According to Matt Durkin, head nutritionist as Simply Supplements, glucosamine is a sugar that represents an important structural element of the joints. Glucosamine has also been shown to influence the level of hyaluronic acid in your joints – the liquid that lubricates and cushions joints during motion. Unfortunately, levels of glucosamine can fall over time, either thanks to injury or natural ageing. In recent decades ever more people have started to take supplementary glucosamine as a way to top up their natural levels.
While the medical community is far from unanimous in its support of glucosamine, there is a growing body of research that illustrates the potential benefits. Studies have found, for example, that glucosamine can slow down joint degeneration and increase both speed and range of movement.
Perhaps most excitingly glucosamine is reportedly as potent as ibuprofen for pain relief for people suffering from joint conditions, but without the nasty potential side effects. For these reasons a huge number of people opt to take a daily glucosamine supplement to keep their joints in good condition.

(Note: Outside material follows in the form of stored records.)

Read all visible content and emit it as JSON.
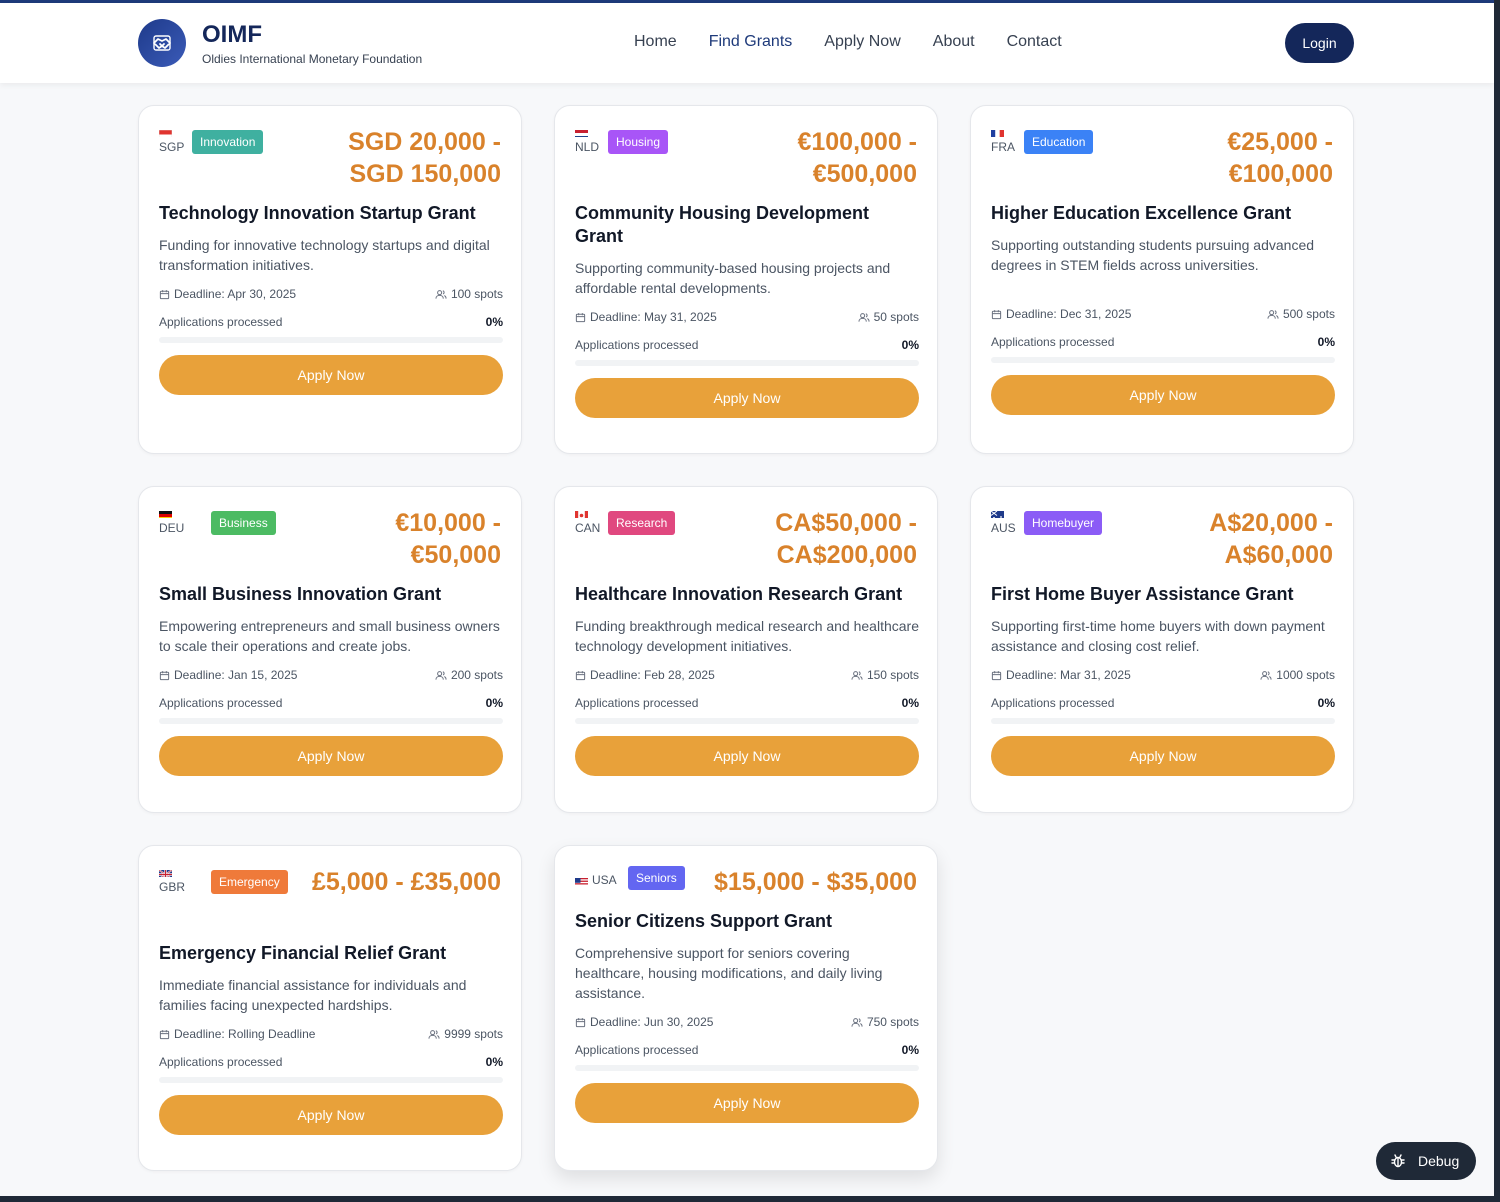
{
  "header": {
    "brand_name": "OIMF",
    "brand_sub": "Oldies International Monetary Foundation",
    "nav": [
      "Home",
      "Find Grants",
      "Apply Now",
      "About",
      "Contact"
    ],
    "active_nav": "Find Grants",
    "login_label": "Login"
  },
  "labels": {
    "apply": "Apply Now",
    "processed": "Applications processed"
  },
  "grants": [
    {
      "country": "SGP",
      "flag": "sg-flag-icon",
      "category": "Innovation",
      "category_color": "#3fb0a0",
      "amount": "SGD 20,000 - SGD 150,000",
      "title": "Technology Innovation Startup Grant",
      "description": "Funding for innovative technology startups and digital transformation initiatives.",
      "deadline": "Deadline: Apr 30, 2025",
      "spots": "100 spots",
      "progress": "0%"
    },
    {
      "country": "NLD",
      "flag": "nl-flag-icon",
      "category": "Housing",
      "category_color": "#a855f7",
      "amount": "€100,000 - €500,000",
      "title": "Community Housing Development Grant",
      "description": "Supporting community-based housing projects and affordable rental developments.",
      "deadline": "Deadline: May 31, 2025",
      "spots": "50 spots",
      "progress": "0%"
    },
    {
      "country": "FRA",
      "flag": "fr-flag-icon",
      "category": "Education",
      "category_color": "#3b82f6",
      "amount": "€25,000 - €100,000",
      "title": "Higher Education Excellence Grant",
      "description": "Supporting outstanding students pursuing advanced degrees in STEM fields across universities.",
      "deadline": "Deadline: Dec 31, 2025",
      "spots": "500 spots",
      "progress": "0%"
    },
    {
      "country": "DEU",
      "flag": "de-flag-icon",
      "category": "Business",
      "category_color": "#4cbb63",
      "amount": "€10,000 - €50,000",
      "title": "Small Business Innovation Grant",
      "description": "Empowering entrepreneurs and small business owners to scale their operations and create jobs.",
      "deadline": "Deadline: Jan 15, 2025",
      "spots": "200 spots",
      "progress": "0%"
    },
    {
      "country": "CAN",
      "flag": "ca-flag-icon",
      "category": "Research",
      "category_color": "#e0487f",
      "amount": "CA$50,000 - CA$200,000",
      "title": "Healthcare Innovation Research Grant",
      "description": "Funding breakthrough medical research and healthcare technology development initiatives.",
      "deadline": "Deadline: Feb 28, 2025",
      "spots": "150 spots",
      "progress": "0%"
    },
    {
      "country": "AUS",
      "flag": "au-flag-icon",
      "category": "Homebuyer",
      "category_color": "#8b5cf6",
      "amount": "A$20,000 - A$60,000",
      "title": "First Home Buyer Assistance Grant",
      "description": "Supporting first-time home buyers with down payment assistance and closing cost relief.",
      "deadline": "Deadline: Mar 31, 2025",
      "spots": "1000 spots",
      "progress": "0%"
    },
    {
      "country": "GBR",
      "flag": "gb-flag-icon",
      "category": "Emergency",
      "category_color": "#ef7a3a",
      "amount": "£5,000 - £35,000",
      "title": "Emergency Financial Relief Grant",
      "description": "Immediate financial assistance for individuals and families facing unexpected hardships.",
      "deadline": "Deadline: Rolling Deadline",
      "spots": "9999 spots",
      "progress": "0%"
    },
    {
      "country": "USA",
      "flag": "us-flag-icon",
      "category": "Seniors",
      "category_color": "#6366f1",
      "amount": "$15,000 - $35,000",
      "title": "Senior Citizens Support Grant",
      "description": "Comprehensive support for seniors covering healthcare, housing modifications, and daily living assistance.",
      "deadline": "Deadline: Jun 30, 2025",
      "spots": "750 spots",
      "progress": "0%"
    }
  ],
  "debug_label": "Debug",
  "colors": {
    "accent": "#e8a13a",
    "brand": "#14275a",
    "amount": "#d9822b"
  }
}
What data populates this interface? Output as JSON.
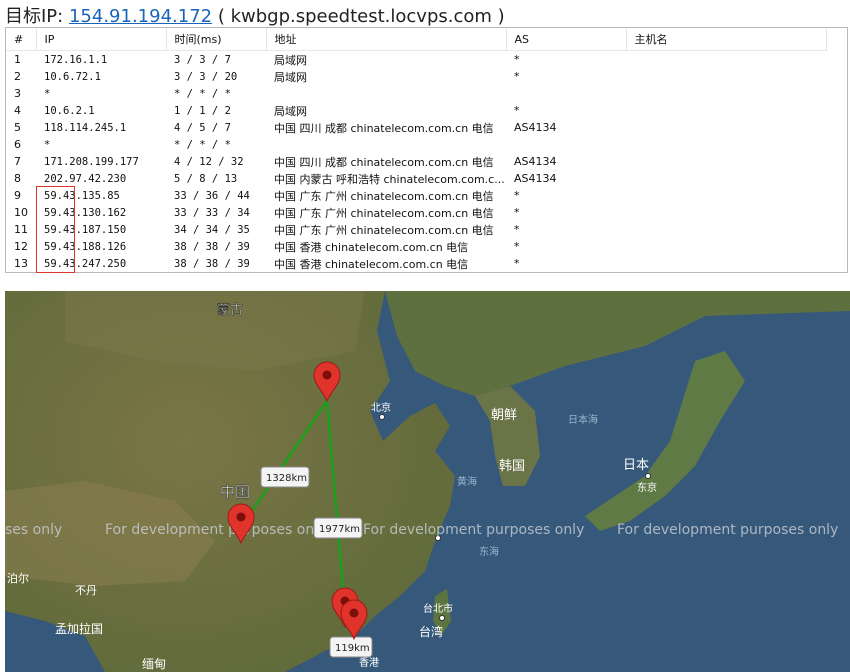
{
  "header": {
    "prefix": "目标IP:",
    "ip": "154.91.194.172",
    "host": "( kwbgp.speedtest.locvps.com )"
  },
  "table": {
    "columns": [
      "#",
      "IP",
      "时间(ms)",
      "地址",
      "AS",
      "主机名"
    ],
    "rows": [
      {
        "n": "1",
        "ip": "172.16.1.1",
        "time": "3 / 3 / 7",
        "addr": "局域网",
        "as": "*",
        "host": ""
      },
      {
        "n": "2",
        "ip": "10.6.72.1",
        "time": "3 / 3 / 20",
        "addr": "局域网",
        "as": "*",
        "host": ""
      },
      {
        "n": "3",
        "ip": "*",
        "time": "* / * / *",
        "addr": "",
        "as": "",
        "host": ""
      },
      {
        "n": "4",
        "ip": "10.6.2.1",
        "time": "1 / 1 / 2",
        "addr": "局域网",
        "as": "*",
        "host": ""
      },
      {
        "n": "5",
        "ip": "118.114.245.1",
        "time": "4 / 5 / 7",
        "addr": "中国 四川 成都 chinatelecom.com.cn 电信",
        "as": "AS4134",
        "host": ""
      },
      {
        "n": "6",
        "ip": "*",
        "time": "* / * / *",
        "addr": "",
        "as": "",
        "host": ""
      },
      {
        "n": "7",
        "ip": "171.208.199.177",
        "time": "4 / 12 / 32",
        "addr": "中国 四川 成都 chinatelecom.com.cn 电信",
        "as": "AS4134",
        "host": ""
      },
      {
        "n": "8",
        "ip": "202.97.42.230",
        "time": "5 / 8 / 13",
        "addr": "中国 内蒙古 呼和浩特 chinatelecom.com.c...",
        "as": "AS4134",
        "host": ""
      },
      {
        "n": "9",
        "ip": "59.43.135.85",
        "time": "33 / 36 / 44",
        "addr": "中国 广东 广州 chinatelecom.com.cn 电信",
        "as": "*",
        "host": ""
      },
      {
        "n": "10",
        "ip": "59.43.130.162",
        "time": "33 / 33 / 34",
        "addr": "中国 广东 广州 chinatelecom.com.cn 电信",
        "as": "*",
        "host": ""
      },
      {
        "n": "11",
        "ip": "59.43.187.150",
        "time": "34 / 34 / 35",
        "addr": "中国 广东 广州 chinatelecom.com.cn 电信",
        "as": "*",
        "host": ""
      },
      {
        "n": "12",
        "ip": "59.43.188.126",
        "time": "38 / 38 / 39",
        "addr": "中国 香港 chinatelecom.com.cn 电信",
        "as": "*",
        "host": ""
      },
      {
        "n": "13",
        "ip": "59.43.247.250",
        "time": "38 / 38 / 39",
        "addr": "中国 香港 chinatelecom.com.cn 电信",
        "as": "*",
        "host": ""
      }
    ]
  },
  "map": {
    "watermark": "For development purposes only",
    "watermark_partial": "ses only",
    "labels": {
      "mongolia": "蒙古",
      "china": "中国",
      "beijing": "北京",
      "korea_n": "朝鲜",
      "korea_s": "韩国",
      "japan": "日本",
      "tokyo": "东京",
      "sea_japan": "日本海",
      "yellow_sea": "黄海",
      "east_sea": "东海",
      "taipei": "台北市",
      "taiwan": "台湾",
      "hongkong": "香港",
      "bangladesh": "孟加拉国",
      "myanmar": "缅甸",
      "nepal": "泊尔",
      "bhutan": "不丹"
    },
    "distances": [
      "1328km",
      "1977km",
      "119km"
    ],
    "colors": {
      "route": "#1aa01a",
      "pin": "#e0332b",
      "water": "#36587a",
      "land": "#6e6a40"
    }
  }
}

While it can be difficult to completely reverse sore joints, there are a host of different ways in the impact can be mitigated. Numerous studies, involving thousands of participants, have shown that a huge range of dietary and lifestyle changes can positively impact joints. All you need to do now is decide which of the many options you’ll try first.